Hurricane Irma knocked out power to as many as 16 million people across the Southeast, according to recent estimates from utility companies. The vast majority of these outages occurred in the state of Florida, which was noticeably darker on satellite imagery as Irma pulled away from the state.
This imagery, courtesy of NOAA, shows data from the Suomi NPP satellite's VIIRS instrument, which has a special setting that helps scientists visualize nighttime lights. This "day-night band" can be used in a number of ways. Notably, it uses moonlight to help meteorologists track storm features when sunlight is absent. It also helps track changes in light emitted from Earth itself.
On the left is light emitted from Florida before Hurricane Irma (the night of May 11). On the right is what the VIIRS instrument saw around 3 a.m. Tuesday morning.
About 6.1 million customers (accounts) in Florida were without power on Monday afternoon, according to the Department of Energy. Translating that number to the actual number of people affected can be difficult. The energy companies directly track the number of meters that are "offline," but that doesn't say anything about how many people are impacted by that particular outage.
A Duke Energy spokeswoman said, per the latest Florida census data, a factor of 2.5 is a good estimate. In other words, for every account without power, 2.5 people are affected. Using that approximation, around 15.25 million people were without power in the state on Monday.
"We've never had that many outages.

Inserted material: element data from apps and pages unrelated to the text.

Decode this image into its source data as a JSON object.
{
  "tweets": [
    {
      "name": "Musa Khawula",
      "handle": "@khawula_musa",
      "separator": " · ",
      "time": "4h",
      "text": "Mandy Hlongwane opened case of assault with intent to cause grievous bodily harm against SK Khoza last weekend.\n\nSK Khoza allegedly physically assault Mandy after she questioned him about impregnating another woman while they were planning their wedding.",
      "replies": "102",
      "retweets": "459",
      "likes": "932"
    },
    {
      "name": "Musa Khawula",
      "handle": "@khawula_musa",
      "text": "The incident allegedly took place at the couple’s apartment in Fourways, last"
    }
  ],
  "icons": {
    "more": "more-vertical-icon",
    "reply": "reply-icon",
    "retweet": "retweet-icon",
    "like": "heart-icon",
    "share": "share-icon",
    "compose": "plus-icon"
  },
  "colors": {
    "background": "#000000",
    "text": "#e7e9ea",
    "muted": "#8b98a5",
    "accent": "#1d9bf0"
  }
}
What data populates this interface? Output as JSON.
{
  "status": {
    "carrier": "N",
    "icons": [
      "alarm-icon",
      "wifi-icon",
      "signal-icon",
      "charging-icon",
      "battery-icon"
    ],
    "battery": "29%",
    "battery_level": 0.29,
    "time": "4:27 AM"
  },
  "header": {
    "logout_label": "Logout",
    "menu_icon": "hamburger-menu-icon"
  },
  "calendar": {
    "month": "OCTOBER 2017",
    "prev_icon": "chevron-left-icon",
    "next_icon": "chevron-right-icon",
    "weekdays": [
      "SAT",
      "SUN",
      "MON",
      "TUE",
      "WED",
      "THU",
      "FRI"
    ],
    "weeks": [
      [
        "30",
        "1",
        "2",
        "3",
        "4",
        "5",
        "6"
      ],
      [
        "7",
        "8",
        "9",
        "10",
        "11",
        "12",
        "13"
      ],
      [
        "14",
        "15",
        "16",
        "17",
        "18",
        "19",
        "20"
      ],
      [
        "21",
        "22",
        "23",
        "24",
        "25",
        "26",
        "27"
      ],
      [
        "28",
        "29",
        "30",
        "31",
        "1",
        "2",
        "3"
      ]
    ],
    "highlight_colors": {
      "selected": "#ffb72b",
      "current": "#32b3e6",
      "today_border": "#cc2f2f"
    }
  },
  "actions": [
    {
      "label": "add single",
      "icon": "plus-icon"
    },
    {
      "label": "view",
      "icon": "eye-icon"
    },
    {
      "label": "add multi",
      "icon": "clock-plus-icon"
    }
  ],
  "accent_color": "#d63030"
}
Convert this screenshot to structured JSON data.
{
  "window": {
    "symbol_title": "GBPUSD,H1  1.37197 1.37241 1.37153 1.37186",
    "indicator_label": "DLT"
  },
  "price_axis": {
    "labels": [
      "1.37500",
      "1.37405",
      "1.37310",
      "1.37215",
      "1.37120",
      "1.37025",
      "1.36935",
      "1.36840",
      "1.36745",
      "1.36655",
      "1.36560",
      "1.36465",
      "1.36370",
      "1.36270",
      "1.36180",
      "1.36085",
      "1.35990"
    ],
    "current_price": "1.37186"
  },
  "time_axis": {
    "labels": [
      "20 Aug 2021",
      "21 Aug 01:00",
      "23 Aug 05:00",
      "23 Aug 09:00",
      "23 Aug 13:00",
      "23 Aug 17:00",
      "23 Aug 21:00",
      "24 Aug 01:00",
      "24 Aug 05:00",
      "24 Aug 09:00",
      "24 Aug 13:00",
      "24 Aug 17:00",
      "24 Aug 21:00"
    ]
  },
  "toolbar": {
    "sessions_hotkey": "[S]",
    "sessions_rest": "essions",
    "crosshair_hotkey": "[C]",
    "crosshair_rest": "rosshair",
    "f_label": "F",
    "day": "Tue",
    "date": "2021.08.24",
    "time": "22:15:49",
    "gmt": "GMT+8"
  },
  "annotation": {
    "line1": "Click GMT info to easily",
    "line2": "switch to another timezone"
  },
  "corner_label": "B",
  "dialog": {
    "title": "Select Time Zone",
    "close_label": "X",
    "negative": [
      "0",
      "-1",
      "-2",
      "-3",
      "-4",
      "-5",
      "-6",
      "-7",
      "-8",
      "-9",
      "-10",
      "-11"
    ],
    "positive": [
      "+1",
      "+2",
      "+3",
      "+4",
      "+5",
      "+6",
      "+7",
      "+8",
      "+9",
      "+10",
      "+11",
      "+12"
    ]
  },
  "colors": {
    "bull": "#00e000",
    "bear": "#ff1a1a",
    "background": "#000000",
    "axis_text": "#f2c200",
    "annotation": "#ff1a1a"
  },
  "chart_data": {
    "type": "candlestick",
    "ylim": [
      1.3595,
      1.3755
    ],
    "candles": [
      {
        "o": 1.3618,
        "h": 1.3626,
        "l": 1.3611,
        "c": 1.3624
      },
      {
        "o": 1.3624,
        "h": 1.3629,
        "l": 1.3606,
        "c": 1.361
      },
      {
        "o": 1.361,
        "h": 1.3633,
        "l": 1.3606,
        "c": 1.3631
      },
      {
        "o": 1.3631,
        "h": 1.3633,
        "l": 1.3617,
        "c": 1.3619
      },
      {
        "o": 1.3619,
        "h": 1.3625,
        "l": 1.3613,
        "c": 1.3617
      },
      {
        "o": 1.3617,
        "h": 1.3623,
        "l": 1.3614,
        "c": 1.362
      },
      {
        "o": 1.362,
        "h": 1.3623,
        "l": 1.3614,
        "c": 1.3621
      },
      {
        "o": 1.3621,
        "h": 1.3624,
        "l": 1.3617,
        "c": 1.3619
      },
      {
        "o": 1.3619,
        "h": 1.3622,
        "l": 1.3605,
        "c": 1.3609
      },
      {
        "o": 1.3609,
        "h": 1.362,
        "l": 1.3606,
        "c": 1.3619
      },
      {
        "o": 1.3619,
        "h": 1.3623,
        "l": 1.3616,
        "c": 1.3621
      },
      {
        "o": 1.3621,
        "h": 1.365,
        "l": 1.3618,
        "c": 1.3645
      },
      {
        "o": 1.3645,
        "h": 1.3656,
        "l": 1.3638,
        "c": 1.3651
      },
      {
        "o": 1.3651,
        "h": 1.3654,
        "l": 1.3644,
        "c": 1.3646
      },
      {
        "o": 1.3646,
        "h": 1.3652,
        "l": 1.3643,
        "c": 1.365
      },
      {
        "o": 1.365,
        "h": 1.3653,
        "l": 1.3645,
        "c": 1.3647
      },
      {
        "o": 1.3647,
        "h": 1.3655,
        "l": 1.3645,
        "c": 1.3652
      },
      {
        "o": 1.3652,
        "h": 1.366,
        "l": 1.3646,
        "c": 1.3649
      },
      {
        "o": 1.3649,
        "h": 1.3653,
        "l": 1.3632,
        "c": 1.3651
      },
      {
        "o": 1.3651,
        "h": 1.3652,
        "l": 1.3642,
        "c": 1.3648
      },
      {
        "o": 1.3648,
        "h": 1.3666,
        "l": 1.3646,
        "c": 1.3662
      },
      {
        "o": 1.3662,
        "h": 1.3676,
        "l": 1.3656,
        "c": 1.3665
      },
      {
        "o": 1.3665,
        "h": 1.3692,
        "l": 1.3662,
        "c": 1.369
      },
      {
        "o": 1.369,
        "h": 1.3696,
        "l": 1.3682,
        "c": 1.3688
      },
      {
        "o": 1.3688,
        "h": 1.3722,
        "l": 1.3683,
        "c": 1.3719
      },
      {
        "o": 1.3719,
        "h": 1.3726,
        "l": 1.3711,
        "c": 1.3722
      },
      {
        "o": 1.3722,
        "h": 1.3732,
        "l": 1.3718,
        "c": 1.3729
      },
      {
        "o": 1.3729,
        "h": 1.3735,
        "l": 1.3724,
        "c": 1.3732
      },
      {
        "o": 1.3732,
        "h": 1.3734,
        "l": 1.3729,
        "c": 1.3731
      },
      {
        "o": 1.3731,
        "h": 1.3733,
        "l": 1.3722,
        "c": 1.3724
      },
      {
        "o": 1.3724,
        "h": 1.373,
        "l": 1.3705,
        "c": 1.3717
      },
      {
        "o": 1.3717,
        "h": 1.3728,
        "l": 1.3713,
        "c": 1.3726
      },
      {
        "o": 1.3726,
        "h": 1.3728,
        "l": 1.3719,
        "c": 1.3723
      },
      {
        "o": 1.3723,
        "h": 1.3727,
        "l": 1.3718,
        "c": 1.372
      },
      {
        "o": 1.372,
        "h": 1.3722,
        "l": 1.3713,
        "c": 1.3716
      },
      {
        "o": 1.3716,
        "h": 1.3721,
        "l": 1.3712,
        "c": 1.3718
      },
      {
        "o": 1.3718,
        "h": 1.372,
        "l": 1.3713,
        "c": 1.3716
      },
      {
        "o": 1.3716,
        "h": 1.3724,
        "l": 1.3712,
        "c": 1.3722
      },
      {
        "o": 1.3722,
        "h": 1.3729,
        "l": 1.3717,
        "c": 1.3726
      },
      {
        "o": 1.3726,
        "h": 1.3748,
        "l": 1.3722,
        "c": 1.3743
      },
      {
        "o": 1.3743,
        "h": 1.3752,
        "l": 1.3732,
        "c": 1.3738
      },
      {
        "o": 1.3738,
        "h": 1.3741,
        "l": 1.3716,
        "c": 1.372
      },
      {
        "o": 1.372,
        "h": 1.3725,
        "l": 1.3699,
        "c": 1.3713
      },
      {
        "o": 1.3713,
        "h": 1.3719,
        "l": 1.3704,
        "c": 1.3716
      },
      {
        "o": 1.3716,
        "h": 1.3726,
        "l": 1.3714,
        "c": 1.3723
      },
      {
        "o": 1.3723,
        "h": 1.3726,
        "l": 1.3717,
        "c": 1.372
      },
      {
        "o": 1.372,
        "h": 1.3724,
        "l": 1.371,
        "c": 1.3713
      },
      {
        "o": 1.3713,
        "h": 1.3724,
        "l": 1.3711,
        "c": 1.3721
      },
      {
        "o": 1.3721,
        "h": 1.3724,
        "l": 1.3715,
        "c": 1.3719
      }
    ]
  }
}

I don't think any utility in the country has," Eric Silagy, president and chief executive of Florida Power and Light — the state's largest electric utility — told The Washington Post.